If you have always wanted to be a princess and live in a palace, perhaps reading this biography might change your mind. In the end Margaret paved the way for divorce in the royal family and some think that was her legacy.
I have often read of her unfortunate dashed hopes of marrying divorcee Captain Peter Townsend, but have never read an entire biography of Princess Margaret's life until this one. These are the widely known relationships of Princess Margaret, but this book covers several other serious romantic entanglements and very close friendships.
Aronson, like many others, believes that even if Margaret and Townsend had been able to marry, the marriage (like all of her romantic relationships) would have eventually failed -- because she was a royal princess and that lifestyle comes with benefits and expectations that she could not (or would not) give up, not even for love. Many of the friends who shared their stories in the book said that even if Margaret liked someone, that didn't mean they were safe from a rebuke or reprimand if she felt they'd overstepped their bounds. The book reveals that Margaret rarely gathered with the rest of the extended Royal Family at their traditional retreats at Balmoral or Sandringham. With every movement (or scandal) of the British Royal Family now covered in magazines, television, and the internet, it's hard to believe there was a time when it wasn't like that. Aronson's book offers a glimpse behind the curtain and shows that life for one royal princess wasn't much of a fairy tale at all.
Like I didn't really know her all that well, at least not beyond what I already knew from popular culture. It felt at the end like I'd just sat through a formal afternoon tea interview with Princess Margaret where she talked and talked and at the end you knew a lot about her, but only certain parts of her.
This was very well done and very informative, but a bit on the disappointing side.
Princess Margaret was, when I was growing up, the royal rebel people cheered on. Like his subject, Aronson is often a split case sycophantic in many of his praises of Margaret, whilst vitriolic in some of his judgements and criticisms. The author seems in parts to defend his contentious subject to the hilt, whilst in others viciously slapping her beautiful face (curious, given that the princess was still alive at the time of this book's publication to read it). yet when it boiled down to it bore the capacity to be infinitely kinder, more personally loyal and more down to earth than many royals we read of it all depended on who you asked and which occasion it related to. Though it could surely doubtful ever be considered the definitive work of its kind on this princess, I highly recommend it to the diehard royal biography buff.
I have recently been reading William Shawcross's edited diaries of Queen Elizabeth, The Queen Mother, divided into three volumes relating to the various stages of her life: Duchess of York, Queen and Queen Mother.
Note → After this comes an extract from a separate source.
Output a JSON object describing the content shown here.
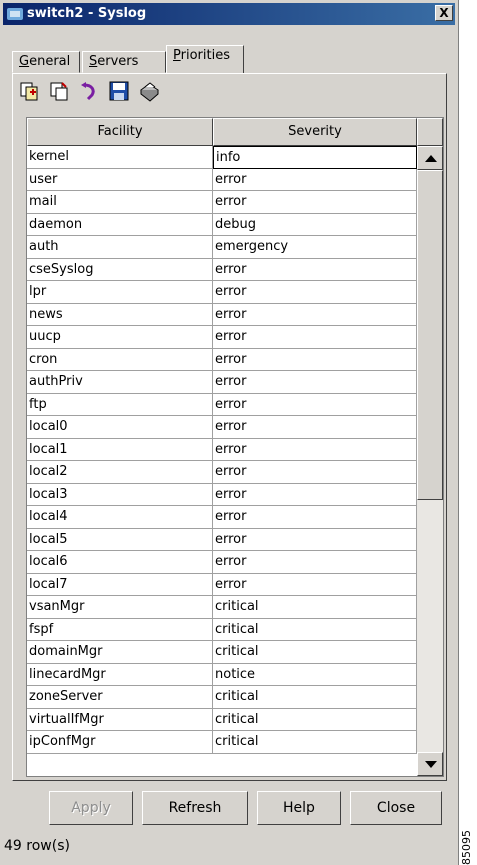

However, I decided, on the basis of references to the late Princess Margaret, to read this biography before that of her mother. Born into a life of immense privilege, Margaret was an indulged, spoilt child, quite the opposite of her elder sister.
Theo Aronson has written a very thorough and enjoyable history of Princess Margaret's life.
I would have liked to read about the more controversial side of her life and an update to include the details of her death would be a great addition.